Find every line in the data that contains the word "JSON". Return each of those lines.

(Dataset excerpts)

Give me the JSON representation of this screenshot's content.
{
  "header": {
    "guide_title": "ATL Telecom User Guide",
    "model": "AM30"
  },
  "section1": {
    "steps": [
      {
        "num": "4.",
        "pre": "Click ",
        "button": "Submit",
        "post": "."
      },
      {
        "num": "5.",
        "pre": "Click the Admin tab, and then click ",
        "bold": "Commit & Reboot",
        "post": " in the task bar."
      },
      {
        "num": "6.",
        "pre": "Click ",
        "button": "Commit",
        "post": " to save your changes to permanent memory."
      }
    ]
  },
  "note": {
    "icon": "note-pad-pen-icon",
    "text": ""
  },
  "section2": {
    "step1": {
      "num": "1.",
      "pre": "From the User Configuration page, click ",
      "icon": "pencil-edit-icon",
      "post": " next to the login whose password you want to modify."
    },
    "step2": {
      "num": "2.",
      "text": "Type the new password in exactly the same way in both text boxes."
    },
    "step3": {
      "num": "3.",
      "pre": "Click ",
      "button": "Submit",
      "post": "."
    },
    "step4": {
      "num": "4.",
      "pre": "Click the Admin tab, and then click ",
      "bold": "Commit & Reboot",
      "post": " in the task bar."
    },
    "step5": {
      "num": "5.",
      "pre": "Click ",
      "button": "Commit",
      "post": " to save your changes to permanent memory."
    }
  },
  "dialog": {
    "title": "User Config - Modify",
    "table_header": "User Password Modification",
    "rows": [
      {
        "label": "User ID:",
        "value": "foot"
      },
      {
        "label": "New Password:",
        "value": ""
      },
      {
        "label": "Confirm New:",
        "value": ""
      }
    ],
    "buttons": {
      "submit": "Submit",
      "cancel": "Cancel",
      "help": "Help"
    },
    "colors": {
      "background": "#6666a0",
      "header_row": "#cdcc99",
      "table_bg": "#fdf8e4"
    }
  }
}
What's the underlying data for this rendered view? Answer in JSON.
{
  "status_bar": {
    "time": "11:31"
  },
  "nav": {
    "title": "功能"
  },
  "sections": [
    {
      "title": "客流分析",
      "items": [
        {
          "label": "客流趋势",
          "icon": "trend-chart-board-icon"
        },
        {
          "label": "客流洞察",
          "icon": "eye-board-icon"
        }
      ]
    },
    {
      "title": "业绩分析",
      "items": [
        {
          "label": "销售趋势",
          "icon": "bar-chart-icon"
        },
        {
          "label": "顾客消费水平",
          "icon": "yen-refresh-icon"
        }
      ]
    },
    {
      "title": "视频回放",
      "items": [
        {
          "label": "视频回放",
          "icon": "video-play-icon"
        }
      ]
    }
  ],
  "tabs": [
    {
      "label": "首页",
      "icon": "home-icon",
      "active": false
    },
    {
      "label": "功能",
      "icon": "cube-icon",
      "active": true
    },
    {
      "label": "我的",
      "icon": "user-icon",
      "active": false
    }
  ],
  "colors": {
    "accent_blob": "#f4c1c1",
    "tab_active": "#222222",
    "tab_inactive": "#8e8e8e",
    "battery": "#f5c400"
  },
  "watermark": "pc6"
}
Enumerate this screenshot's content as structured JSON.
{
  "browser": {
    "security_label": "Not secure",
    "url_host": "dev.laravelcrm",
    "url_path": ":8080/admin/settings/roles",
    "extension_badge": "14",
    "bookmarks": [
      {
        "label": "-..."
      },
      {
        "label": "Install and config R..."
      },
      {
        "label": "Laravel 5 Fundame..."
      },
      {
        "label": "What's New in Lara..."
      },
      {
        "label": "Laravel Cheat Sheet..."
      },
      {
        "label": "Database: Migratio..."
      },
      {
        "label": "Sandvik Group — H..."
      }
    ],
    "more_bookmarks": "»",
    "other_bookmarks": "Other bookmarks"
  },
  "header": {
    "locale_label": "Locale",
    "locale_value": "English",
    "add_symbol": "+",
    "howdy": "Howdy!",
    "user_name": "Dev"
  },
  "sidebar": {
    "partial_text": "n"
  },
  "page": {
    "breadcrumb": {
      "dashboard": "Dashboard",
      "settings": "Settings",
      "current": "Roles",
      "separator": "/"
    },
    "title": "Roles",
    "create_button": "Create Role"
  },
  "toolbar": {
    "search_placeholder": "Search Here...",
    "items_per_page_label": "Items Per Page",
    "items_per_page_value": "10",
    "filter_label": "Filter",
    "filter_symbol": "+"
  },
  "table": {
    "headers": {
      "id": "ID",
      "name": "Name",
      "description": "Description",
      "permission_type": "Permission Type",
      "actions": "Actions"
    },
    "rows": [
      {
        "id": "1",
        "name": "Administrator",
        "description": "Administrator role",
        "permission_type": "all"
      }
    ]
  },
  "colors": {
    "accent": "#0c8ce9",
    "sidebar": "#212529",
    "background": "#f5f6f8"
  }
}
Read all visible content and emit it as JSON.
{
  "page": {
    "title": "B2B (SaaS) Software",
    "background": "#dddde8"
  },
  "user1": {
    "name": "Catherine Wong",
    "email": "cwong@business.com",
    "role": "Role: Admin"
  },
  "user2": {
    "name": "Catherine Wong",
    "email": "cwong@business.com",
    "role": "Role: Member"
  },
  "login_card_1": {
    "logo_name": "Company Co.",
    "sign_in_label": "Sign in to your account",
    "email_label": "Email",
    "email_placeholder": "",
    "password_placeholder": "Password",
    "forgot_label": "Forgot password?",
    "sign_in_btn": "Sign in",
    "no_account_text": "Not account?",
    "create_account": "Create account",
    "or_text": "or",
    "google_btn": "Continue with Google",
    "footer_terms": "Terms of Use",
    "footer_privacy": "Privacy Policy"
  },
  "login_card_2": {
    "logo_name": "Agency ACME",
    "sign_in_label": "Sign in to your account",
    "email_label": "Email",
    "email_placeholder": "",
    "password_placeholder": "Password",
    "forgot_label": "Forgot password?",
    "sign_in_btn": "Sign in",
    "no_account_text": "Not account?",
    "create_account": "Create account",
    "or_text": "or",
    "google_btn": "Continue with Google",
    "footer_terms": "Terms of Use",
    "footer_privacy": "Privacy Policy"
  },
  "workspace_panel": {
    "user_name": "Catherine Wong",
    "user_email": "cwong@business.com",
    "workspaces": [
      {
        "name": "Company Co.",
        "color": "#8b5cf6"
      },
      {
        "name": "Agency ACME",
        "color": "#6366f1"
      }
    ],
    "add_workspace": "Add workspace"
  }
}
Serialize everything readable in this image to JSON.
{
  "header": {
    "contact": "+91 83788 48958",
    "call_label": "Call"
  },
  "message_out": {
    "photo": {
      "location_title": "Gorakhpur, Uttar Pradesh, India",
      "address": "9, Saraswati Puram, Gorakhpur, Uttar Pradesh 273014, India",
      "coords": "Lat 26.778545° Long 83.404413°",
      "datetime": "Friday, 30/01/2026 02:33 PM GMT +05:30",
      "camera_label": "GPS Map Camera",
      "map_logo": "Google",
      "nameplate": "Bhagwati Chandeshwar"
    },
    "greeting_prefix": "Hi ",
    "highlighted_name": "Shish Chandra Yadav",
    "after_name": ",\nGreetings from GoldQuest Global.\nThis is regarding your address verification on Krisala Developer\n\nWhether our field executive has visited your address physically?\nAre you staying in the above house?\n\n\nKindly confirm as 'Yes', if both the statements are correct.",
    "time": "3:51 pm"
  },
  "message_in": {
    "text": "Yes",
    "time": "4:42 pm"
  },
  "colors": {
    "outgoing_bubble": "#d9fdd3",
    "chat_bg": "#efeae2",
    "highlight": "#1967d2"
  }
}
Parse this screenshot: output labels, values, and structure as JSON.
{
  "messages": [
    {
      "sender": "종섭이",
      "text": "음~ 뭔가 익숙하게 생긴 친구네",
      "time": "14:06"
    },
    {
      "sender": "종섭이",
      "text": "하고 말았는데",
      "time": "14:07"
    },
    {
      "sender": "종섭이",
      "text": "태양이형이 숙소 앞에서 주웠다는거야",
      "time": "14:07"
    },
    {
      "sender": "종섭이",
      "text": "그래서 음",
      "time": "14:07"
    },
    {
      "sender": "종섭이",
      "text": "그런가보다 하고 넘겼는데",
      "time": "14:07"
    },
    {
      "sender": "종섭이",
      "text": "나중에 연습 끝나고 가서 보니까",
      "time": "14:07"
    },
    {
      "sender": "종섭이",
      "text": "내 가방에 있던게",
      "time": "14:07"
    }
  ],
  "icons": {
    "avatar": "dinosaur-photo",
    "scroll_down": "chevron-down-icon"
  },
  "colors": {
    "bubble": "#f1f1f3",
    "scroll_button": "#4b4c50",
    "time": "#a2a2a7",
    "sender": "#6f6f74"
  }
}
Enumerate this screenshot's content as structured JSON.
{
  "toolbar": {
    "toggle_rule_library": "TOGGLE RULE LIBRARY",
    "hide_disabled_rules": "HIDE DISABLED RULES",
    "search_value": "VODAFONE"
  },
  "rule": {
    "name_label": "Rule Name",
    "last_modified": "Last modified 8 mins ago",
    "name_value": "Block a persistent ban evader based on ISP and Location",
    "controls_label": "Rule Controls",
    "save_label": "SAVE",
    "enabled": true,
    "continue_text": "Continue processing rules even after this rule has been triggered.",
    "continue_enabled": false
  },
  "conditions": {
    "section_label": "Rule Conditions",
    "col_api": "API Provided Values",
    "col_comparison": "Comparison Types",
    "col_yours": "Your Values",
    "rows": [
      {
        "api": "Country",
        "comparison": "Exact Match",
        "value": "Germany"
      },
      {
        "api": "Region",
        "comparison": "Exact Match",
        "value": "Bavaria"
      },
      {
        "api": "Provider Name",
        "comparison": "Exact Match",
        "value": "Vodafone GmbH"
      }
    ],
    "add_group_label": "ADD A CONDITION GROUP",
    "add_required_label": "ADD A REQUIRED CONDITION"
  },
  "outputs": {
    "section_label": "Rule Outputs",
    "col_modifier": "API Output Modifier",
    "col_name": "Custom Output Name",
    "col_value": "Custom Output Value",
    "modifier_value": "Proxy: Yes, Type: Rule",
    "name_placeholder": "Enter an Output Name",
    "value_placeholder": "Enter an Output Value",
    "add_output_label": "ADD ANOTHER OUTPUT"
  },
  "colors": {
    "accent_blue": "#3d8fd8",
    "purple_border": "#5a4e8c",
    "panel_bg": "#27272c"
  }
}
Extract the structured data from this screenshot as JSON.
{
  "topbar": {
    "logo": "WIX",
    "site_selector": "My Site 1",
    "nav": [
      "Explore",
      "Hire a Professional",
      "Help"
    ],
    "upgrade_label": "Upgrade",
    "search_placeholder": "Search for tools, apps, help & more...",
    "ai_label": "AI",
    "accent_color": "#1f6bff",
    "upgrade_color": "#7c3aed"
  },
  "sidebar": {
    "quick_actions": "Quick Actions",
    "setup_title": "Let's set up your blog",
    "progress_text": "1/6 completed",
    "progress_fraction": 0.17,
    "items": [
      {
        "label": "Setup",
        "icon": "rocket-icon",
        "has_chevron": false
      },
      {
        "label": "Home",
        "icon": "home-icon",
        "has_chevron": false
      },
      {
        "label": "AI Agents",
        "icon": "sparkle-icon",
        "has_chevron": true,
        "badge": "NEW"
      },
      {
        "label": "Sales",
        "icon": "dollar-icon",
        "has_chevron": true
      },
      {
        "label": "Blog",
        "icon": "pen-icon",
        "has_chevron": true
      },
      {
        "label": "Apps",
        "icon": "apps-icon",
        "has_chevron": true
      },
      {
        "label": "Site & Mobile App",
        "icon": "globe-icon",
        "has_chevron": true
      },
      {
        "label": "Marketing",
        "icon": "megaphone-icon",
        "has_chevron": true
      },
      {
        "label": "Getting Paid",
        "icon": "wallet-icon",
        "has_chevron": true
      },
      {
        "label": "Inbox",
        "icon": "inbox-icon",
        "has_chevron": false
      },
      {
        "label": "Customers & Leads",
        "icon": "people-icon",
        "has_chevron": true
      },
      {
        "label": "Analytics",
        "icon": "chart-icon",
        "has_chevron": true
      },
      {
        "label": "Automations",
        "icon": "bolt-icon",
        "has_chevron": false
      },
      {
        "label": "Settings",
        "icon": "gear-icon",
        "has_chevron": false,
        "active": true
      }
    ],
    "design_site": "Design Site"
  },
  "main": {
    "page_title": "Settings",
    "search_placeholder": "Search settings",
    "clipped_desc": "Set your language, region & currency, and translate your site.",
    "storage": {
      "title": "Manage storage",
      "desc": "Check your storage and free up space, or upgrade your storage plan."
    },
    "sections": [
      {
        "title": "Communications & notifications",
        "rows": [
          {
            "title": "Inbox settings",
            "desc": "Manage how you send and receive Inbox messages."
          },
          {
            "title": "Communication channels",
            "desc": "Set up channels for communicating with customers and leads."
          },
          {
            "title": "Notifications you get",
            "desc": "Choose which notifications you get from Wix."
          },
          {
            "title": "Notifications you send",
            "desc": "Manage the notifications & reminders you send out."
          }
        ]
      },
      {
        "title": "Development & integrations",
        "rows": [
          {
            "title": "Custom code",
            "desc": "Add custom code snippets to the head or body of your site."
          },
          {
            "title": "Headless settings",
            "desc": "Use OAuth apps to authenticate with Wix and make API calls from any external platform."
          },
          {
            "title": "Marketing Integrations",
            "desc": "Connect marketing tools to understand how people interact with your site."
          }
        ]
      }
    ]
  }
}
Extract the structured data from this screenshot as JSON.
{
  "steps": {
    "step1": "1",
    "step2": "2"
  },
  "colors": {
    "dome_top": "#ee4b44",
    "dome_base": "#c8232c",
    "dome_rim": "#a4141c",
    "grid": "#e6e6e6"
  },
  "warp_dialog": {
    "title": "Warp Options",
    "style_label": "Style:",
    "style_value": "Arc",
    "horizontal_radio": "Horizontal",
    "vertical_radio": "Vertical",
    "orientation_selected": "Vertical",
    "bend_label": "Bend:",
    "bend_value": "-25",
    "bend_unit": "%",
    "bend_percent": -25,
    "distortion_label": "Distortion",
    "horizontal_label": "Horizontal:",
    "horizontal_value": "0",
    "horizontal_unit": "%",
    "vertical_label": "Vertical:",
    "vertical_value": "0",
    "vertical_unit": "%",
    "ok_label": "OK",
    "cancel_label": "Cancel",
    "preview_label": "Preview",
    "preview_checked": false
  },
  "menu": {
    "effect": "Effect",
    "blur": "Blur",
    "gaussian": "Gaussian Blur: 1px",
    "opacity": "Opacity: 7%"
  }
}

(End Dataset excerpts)

| Solution for this task |
Give me the JSON representation of this screenshot's content.
What's the underlying data for this rendered view? Answer in JSON.
Enumerate this screenshot's content as structured JSON.
Read all visible content and emit it as JSON.
Serialize everything readable in this image to JSON.
Parse this screenshot: output labels, values, and structure as JSON.
Enumerate this screenshot's content as structured JSON.
Extract the structured data from this screenshot as JSON.
Extract the structured data from this screenshot as JSON.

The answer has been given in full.